A NASA satellite photo of a smog episode in northern China ( NASA via Atlantic )
Everyone “knows” that China is badly polluted. I’ve written over the years, and still believe, that environmental sustainability in all forms is China’s biggest emergency, in every sense: for its people, for its government, for its effect on the world. And yes, I understand that the same is true for modern industrialized life in general. But China is an extreme case, and an extremely important one because of its scale.
Here are two simple charts, neither of them brand-new but both easily comprehensible, that help dramatize how different the situation is there. The first, by Steven Andrews for China Dialogue via ChinaFile, compares official Chinese classifications of “good” air conditions with those in Europe or North America.
In the summer of 1981, a Swedish graduate student named Svante Paabo filled a laboratory at the University of Uppsala with the stench of rotting liver. Paabo was supposed to be studying viruses, but he had become secretly obsessed with a more exotic line of research: extracting DNA from Egyptian mummies. No one at the time had any idea if the desiccated flesh of pharaohs still contained any genetic material, so Paabo decided to run an experiment. He bought a piece of calf’s liver and put it in a lab oven at about 120 degrees for a few days to approximate mummification. In the dried, blackened lump of meat, he succeeded in finding scattered fragments of DNA.

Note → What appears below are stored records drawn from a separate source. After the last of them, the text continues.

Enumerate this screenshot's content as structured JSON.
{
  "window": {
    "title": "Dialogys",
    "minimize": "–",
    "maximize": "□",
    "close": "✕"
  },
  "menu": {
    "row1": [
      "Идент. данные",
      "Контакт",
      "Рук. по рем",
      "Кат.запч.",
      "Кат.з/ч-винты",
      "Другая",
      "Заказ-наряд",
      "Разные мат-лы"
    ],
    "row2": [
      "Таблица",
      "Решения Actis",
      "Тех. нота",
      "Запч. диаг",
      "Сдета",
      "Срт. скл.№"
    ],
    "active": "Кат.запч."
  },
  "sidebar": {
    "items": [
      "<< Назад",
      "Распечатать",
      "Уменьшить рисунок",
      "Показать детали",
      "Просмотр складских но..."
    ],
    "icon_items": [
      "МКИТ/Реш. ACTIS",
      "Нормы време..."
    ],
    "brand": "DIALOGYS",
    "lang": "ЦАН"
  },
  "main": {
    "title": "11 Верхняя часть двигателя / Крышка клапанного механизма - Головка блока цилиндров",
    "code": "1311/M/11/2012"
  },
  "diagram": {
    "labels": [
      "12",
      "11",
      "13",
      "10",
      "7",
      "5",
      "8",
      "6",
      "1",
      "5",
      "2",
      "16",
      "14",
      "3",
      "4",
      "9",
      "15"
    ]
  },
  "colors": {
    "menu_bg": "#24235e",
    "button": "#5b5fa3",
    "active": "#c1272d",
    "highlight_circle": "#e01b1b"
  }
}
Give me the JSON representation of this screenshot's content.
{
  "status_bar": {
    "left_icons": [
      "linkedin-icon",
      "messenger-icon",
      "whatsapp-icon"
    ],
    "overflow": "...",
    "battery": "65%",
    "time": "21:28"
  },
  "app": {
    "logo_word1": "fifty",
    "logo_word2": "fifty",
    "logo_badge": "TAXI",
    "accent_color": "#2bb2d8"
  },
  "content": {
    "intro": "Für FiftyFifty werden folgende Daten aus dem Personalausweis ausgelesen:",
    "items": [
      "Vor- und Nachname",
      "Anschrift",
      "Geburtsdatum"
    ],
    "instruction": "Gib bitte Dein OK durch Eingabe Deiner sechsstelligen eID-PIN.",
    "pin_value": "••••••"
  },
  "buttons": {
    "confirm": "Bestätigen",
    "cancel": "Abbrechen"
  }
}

—It was the start of what has turned out to be an extraordinary scientific career. Paabo went on to find DNA in a 2,400-year-old mummy and then from much older animals, like extinct cave bears and ground sloths. In 2010, he became world-famous when he and his colleagues unveiled the Neanderthal genome.

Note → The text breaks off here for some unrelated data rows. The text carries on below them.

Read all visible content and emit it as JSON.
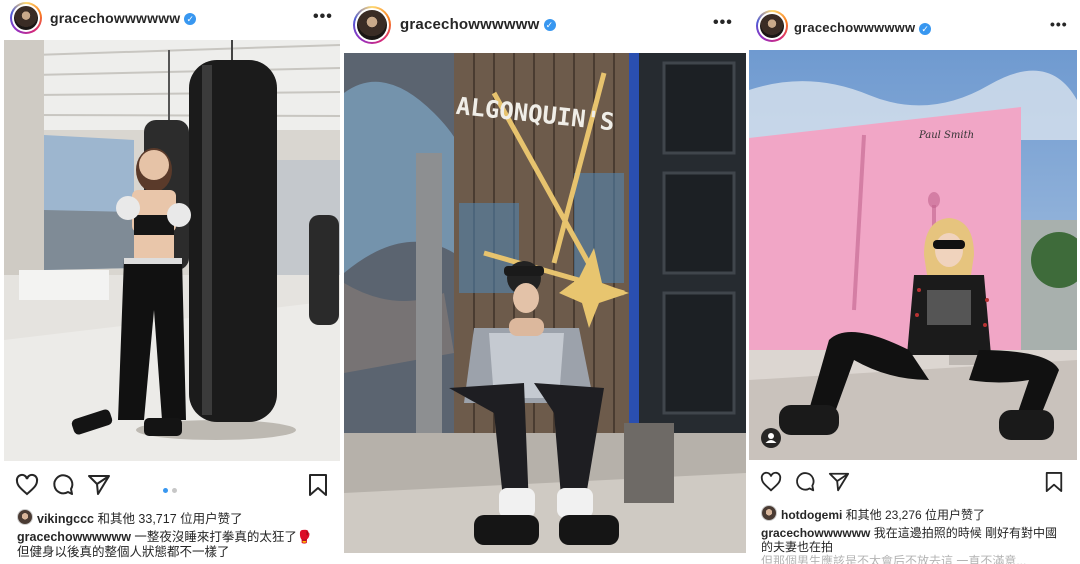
{
  "posts": [
    {
      "username": "gracechowwwwww",
      "verified": true,
      "more": "•••",
      "likes_user": "vikingccc",
      "likes_text": " 和其他 33,717 位用户赞了",
      "caption_user": "gracechowwwwww",
      "caption_text": " 一整夜沒睡來打拳真的太狂了🥊",
      "caption_line2": "但健身以後真的整個人狀態都不一樣了",
      "carousel_pages": 2,
      "carousel_active": 1
    },
    {
      "username": "gracechowwwwww",
      "verified": true,
      "more": "•••",
      "sign_text": "ALGONQUIN'S"
    },
    {
      "username": "gracechowwwwww",
      "verified": true,
      "more": "•••",
      "wall_text": "Paul Smith",
      "likes_user": "hotdogemi",
      "likes_text": " 和其他 23,276 位用户赞了",
      "caption_user": "gracechowwwwww",
      "caption_text": " 我在這邊拍照的時候 剛好有對中國",
      "caption_line2": "的夫妻也在拍",
      "caption_line3": "但那個男生應該是不太會后不放去這 一直不滿意..."
    }
  ],
  "icons": [
    "heart-icon",
    "comment-icon",
    "share-icon",
    "bookmark-icon",
    "verified-icon",
    "more-icon",
    "user-tag-icon"
  ],
  "colors": {
    "accent": "#3897f0",
    "wall_pink": "#f1a6c6",
    "sky": "#8fb3d9"
  }
}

Hollywood never met a true story it couldn’t fuck up. In Braveheart, the Battle of Stirling Bridge is fought without the bridge, a fuckup akin to a D-Day movie without a beach. They can fuck up downward, casting the five-foot-seven Martin Sheen as the famously tall Robert E. Lee in Gettysburg. They can fuck up life and death: In Band of Brothers a show so faithfully detail-oriented that it might well have been called, Honest, We Read a Book: The Miniseries, they killed one character 19 years before reality did.
But those are wars. Big things. You know, 50 million dead, a lotta ins, lotta outs, lotta what-have-yous, the atomic bomb. Getting smaller stories right is easier, or so you’d think. Like Heaven Is for Real, the tale of a four-year-old Nebraska boy—deliciously named Colton Burpo—who went to heaven then came back to tell his pastor father all about it. The bare bones of that story sounds like a Capra script already, but somehow, Hollywood fucked it up. Heaven Is for Real is phony. It isn’t even a fun bad movie.
World government is back, in geopolitics and in the academy, but what does the future hold for it?
by Luis Cabrera 3,300 words
The United Nations General Assembly, October 2012. Photo courtesy Wikimedia
—The United Nations General Assembly, October 2012. Photo courtesy Wikimedia
—Nigel Farage, the leader of the United Kingdom Independence Party (UKIP), recently tried a new tack in his campaign to free Britain from the ‘shackles’ of European Union membership. The EU, he said, should not be viewed as a mutually beneficial economic and political union of 28 countries, but ‘as a prototype for those who would have us be part of one world government’.
Religious ceremonies, some solemn, some joyous, took place around the world this week. Holy Week is observed by many different Christians before Easter. The Jewish holiday of Passover is celebrated for a week, and the New Year festivals of Vaisakhi and Thinhyan were also observed. –Leanne Burden Seidel (28 photos total)
Let’s take a moment to remember those who died at TRhe Ludlow Massacre 100 years ago today on April,20, 1914 (upload.wikimedia.org)